Sara had no female friends other than her sister. She could see little use for such friendships. She preferred spending her time shopping for clothes or watching television alone at home. She liked to dress fashionably and seductively, but often felt that she was too fat or that her hair was the wrong color. She had trouble controlling her weight and would periodically go on eating binges for a few days that might result in a 10-pound weight gain. She read popular novels but had few other interests. She admitted she was bored much of the time but also asserted that cultural or athletic pursuits were a waste of time.

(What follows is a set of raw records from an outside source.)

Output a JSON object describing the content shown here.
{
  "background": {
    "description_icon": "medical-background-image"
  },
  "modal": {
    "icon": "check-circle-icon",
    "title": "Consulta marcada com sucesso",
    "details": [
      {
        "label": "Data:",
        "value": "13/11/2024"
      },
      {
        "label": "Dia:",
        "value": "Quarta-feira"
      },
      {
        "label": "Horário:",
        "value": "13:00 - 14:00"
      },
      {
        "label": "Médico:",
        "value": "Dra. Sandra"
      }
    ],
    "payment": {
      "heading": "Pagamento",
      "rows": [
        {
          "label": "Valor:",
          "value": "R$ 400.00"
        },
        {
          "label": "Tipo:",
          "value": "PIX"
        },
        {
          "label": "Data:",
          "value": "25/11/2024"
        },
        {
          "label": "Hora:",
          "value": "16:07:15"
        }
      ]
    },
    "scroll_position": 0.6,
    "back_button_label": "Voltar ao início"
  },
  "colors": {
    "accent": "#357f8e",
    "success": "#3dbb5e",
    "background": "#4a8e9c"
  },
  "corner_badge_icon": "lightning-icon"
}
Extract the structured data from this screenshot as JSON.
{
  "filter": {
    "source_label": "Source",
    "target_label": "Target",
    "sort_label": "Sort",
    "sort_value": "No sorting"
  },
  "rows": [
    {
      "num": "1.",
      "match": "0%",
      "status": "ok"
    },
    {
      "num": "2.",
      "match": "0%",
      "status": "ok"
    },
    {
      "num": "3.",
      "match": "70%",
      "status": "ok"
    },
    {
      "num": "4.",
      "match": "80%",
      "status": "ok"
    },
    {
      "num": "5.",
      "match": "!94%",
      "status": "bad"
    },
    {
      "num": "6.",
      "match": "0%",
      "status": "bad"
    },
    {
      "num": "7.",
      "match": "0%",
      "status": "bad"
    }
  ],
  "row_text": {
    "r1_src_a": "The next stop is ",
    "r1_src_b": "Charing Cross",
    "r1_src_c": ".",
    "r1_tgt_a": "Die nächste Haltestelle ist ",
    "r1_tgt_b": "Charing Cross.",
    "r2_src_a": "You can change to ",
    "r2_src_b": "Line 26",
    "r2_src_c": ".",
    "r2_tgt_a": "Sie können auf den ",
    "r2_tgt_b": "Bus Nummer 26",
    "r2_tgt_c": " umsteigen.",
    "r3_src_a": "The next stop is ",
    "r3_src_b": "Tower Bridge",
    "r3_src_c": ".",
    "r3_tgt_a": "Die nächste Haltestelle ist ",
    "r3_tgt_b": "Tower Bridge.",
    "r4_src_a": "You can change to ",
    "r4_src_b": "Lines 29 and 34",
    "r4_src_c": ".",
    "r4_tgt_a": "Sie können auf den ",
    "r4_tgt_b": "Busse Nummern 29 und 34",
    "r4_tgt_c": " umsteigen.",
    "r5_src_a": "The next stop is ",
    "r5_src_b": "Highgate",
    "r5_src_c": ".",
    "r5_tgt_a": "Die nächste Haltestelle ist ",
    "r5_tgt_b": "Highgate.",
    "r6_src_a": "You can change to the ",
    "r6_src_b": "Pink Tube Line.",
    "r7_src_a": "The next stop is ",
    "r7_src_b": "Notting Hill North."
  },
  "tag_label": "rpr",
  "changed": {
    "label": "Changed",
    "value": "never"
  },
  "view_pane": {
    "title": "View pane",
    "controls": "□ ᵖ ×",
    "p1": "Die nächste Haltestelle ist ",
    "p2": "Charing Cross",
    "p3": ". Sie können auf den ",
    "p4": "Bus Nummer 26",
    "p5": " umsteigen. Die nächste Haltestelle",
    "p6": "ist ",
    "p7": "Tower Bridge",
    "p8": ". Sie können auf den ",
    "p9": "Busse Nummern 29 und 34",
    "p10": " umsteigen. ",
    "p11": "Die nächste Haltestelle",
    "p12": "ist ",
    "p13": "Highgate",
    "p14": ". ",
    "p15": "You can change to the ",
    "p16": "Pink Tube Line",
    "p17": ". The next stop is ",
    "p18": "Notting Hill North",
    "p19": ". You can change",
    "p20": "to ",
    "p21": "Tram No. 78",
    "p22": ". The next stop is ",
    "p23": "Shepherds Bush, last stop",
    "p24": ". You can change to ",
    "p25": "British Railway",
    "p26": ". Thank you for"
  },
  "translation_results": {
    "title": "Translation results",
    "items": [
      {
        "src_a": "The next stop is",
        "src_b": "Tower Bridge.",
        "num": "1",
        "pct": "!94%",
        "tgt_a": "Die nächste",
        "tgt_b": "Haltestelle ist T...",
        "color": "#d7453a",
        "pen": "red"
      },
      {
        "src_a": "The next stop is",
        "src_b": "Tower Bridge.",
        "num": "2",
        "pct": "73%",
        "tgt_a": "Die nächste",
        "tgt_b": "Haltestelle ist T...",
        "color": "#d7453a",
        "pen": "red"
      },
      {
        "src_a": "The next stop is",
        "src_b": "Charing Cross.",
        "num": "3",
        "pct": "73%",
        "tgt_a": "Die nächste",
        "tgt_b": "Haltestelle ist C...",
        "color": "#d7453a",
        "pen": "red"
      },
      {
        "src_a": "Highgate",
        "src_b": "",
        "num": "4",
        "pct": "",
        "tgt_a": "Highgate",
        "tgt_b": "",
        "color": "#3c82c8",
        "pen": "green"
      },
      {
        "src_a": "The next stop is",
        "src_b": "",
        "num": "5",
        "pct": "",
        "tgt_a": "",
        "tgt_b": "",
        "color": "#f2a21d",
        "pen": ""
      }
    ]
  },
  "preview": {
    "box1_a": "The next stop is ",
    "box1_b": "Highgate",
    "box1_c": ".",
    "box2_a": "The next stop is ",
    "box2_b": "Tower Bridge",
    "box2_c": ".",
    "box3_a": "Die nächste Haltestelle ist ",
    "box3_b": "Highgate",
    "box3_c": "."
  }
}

This patient demonstrated clear personality pathology, and she met the general criteria for a PD using the Alternative Model (the first two of which are key: [A] moderate or greater impairment in self [in terms of identity and self-direction] and interpersonal [in terms of empathy and intimacy] functioning, and [B] one or more pathological personality traits). However, her pathological personality traits did not align with the patterns typical of any of the six specific PDs. As a result, her diagnosis using the AM would be “personality disorder—trait specified” and could be summarized as follows:

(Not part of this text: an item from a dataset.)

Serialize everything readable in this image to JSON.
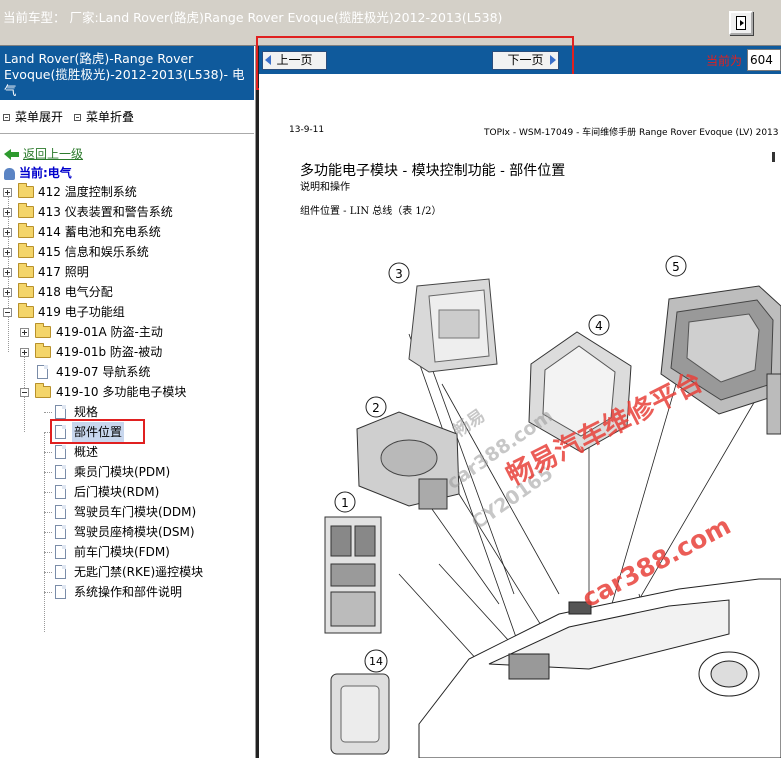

A.Severe impairment in personality functioning manifested by difficulties in
1.Identity: lack of a sense of self-worth, chronic feelings of emptiness (feeling like an empty shell)
2.Self-direction: inability to plan and implement a realistic career path, disconnect between acknowledged lack of talent and fantasies of stardom
3.Empathy: little ability to mentalize and consider another’s viewpoint except in terms of meeting her needs, mostly self-referential
4.Intimacy: overintense and unrealistic involvement with romantic partners, inevitably not lasting due to lack of reciprocity and mature mutuality.
B.Pathological personality trait domains:
1.Negative affectivity: separation insecurity (overreliance on parents), submissiveness
2.Detachment: periods of anhedonia, depressivity, withdrawal, restricted affect
3.Antagonism: grandiosity, attention-seeking behavior, seductiveness, manipulativeness
4. Disinhibition: periods of impulsive overeating, sexual behavior, risky socializing.
Unlike the traditional diagnosis of PDNOS (referred to in DSM-5 Section II as “other specified PD”), PD—trait specified is both a “rule-out” and a “rule-in” diagnosis; that is, not just a diagnosis by exclusion, but also an opportunity to individualize a patient’s pathological trait profile, as demonstrated by the case above. In surveys and in the DSM-5 field trials, clinicians have reported that the Section III new model for PDs enhances communication with patients and families and facilitates treatment planning. It is also worth underscoring that the AM is not in the “Conditions for Further Study” part of Section III, but, rather, is truly an alternative model that can be selected for clinical use if preferred. I would encourage trying it on for size. It may take a little getting used to, but in my opinion, it provides a coherent template that defines and organizes all of the PDs in a way that is logical and easy to remember and apply. ■